■ Provided entries:
= Beginning of Section =

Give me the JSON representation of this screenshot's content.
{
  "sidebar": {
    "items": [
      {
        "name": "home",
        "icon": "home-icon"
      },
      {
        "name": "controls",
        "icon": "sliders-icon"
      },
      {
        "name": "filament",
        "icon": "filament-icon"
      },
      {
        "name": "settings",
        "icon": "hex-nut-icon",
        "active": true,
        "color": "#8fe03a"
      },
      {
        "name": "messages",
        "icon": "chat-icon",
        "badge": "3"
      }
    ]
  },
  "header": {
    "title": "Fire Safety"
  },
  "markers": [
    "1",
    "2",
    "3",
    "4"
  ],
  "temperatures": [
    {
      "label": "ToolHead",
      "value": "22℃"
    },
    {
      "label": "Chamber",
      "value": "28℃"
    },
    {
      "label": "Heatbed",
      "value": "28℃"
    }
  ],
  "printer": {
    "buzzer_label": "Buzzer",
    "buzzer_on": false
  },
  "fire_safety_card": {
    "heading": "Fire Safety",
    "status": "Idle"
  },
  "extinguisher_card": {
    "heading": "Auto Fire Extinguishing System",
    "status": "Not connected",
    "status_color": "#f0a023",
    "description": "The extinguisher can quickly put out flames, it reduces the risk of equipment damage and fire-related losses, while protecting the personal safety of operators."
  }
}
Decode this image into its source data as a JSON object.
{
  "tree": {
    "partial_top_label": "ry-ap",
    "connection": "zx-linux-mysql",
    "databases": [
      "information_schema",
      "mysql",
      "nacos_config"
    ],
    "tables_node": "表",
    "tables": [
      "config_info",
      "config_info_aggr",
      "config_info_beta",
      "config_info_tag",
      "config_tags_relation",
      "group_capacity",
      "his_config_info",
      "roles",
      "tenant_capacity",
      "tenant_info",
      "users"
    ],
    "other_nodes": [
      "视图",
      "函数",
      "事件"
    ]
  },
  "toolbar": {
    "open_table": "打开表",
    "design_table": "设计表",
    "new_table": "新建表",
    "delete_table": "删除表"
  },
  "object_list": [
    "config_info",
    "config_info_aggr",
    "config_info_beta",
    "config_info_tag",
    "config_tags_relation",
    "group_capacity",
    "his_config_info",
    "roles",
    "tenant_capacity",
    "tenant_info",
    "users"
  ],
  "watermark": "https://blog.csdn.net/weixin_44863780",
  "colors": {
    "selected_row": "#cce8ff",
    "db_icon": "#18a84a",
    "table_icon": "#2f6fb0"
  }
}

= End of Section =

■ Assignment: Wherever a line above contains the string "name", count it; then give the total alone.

■ Answer to this problem: 5